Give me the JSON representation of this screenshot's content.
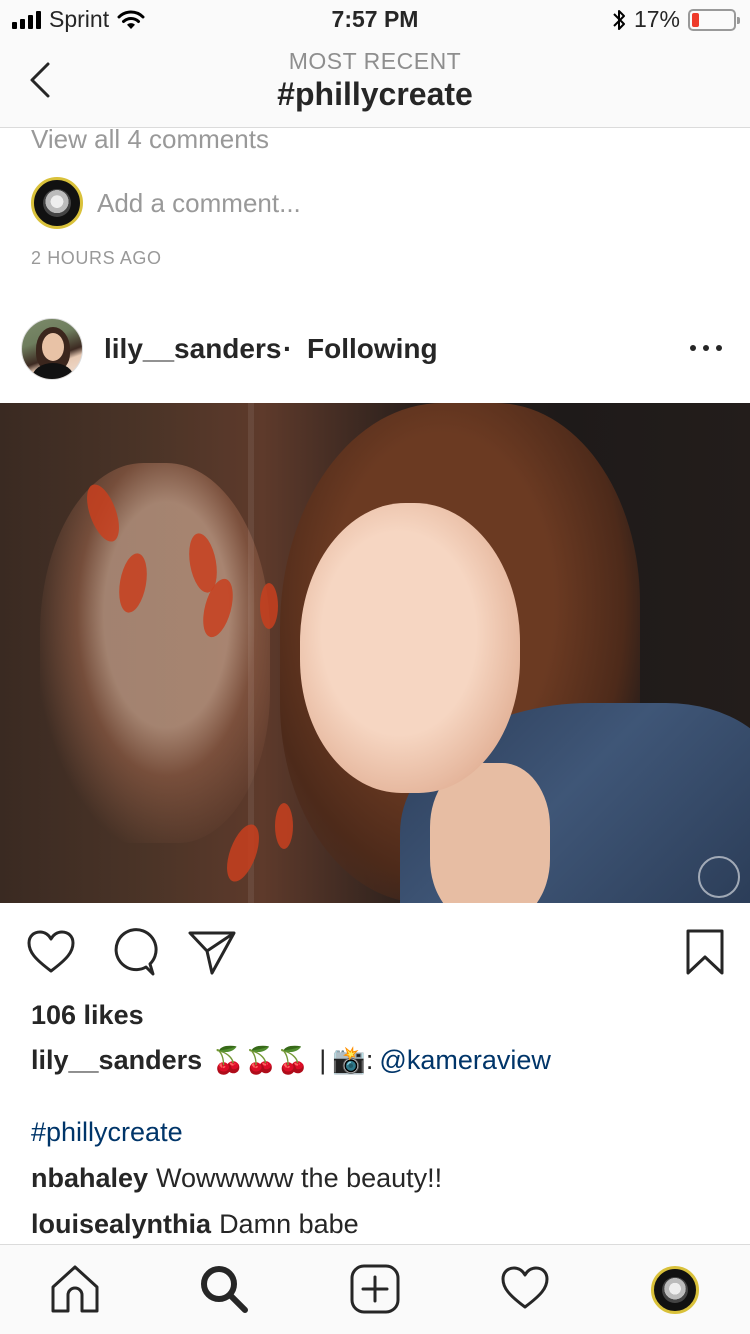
{
  "status_bar": {
    "carrier": "Sprint",
    "time": "7:57 PM",
    "battery_percent": "17%",
    "battery_level": 0.17,
    "icons": [
      "signal-icon",
      "wifi-icon",
      "bluetooth-icon",
      "battery-icon"
    ]
  },
  "header": {
    "subtitle": "MOST RECENT",
    "title": "#phillycreate"
  },
  "previous_post": {
    "view_all_comments": "View all 4 comments",
    "add_comment_placeholder": "Add a comment...",
    "timestamp": "2 HOURS AGO"
  },
  "post": {
    "username": "lily__sanders",
    "separator": "·",
    "follow_state": "Following",
    "likes": "106 likes",
    "caption_user": "lily__sanders",
    "caption_emojis": "🍒🍒🍒",
    "caption_pipe": "|",
    "caption_camera": "📸",
    "caption_colon": ":",
    "caption_mention": "@kameraview",
    "hashtag": "#phillycreate",
    "comments": [
      {
        "user": "nbahaley",
        "text": "Wowwwww the beauty!!"
      },
      {
        "user": "louisealynthia",
        "text": "Damn babe"
      }
    ]
  },
  "colors": {
    "link": "#003569",
    "battery_low": "#ee3b2b",
    "separator": "#dbdbdb",
    "muted_text": "#999999"
  }
}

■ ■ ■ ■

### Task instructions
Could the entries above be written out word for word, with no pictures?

### Solution to this problem
Give me the JSON representation of this screenshot's content.
{
  "status_bar": {
    "carrier": "Sprint",
    "time": "7:57 PM",
    "battery_percent": "17%",
    "battery_level": 0.17,
    "icons": [
      "signal-icon",
      "wifi-icon",
      "bluetooth-icon",
      "battery-icon"
    ]
  },
  "header": {
    "subtitle": "MOST RECENT",
    "title": "#phillycreate"
  },
  "previous_post": {
    "view_all_comments": "View all 4 comments",
    "add_comment_placeholder": "Add a comment...",
    "timestamp": "2 HOURS AGO"
  },
  "post": {
    "username": "lily__sanders",
    "separator": "·",
    "follow_state": "Following",
    "likes": "106 likes",
    "caption_user": "lily__sanders",
    "caption_emojis": "🍒🍒🍒",
    "caption_pipe": "|",
    "caption_camera": "📸",
    "caption_colon": ":",
    "caption_mention": "@kameraview",
    "hashtag": "#phillycreate",
    "comments": [
      {
        "user": "nbahaley",
        "text": "Wowwwww the beauty!!"
      },
      {
        "user": "louisealynthia",
        "text": "Damn babe"
      }
    ]
  },
  "colors": {
    "link": "#003569",
    "battery_low": "#ee3b2b",
    "separator": "#dbdbdb",
    "muted_text": "#999999"
  }
}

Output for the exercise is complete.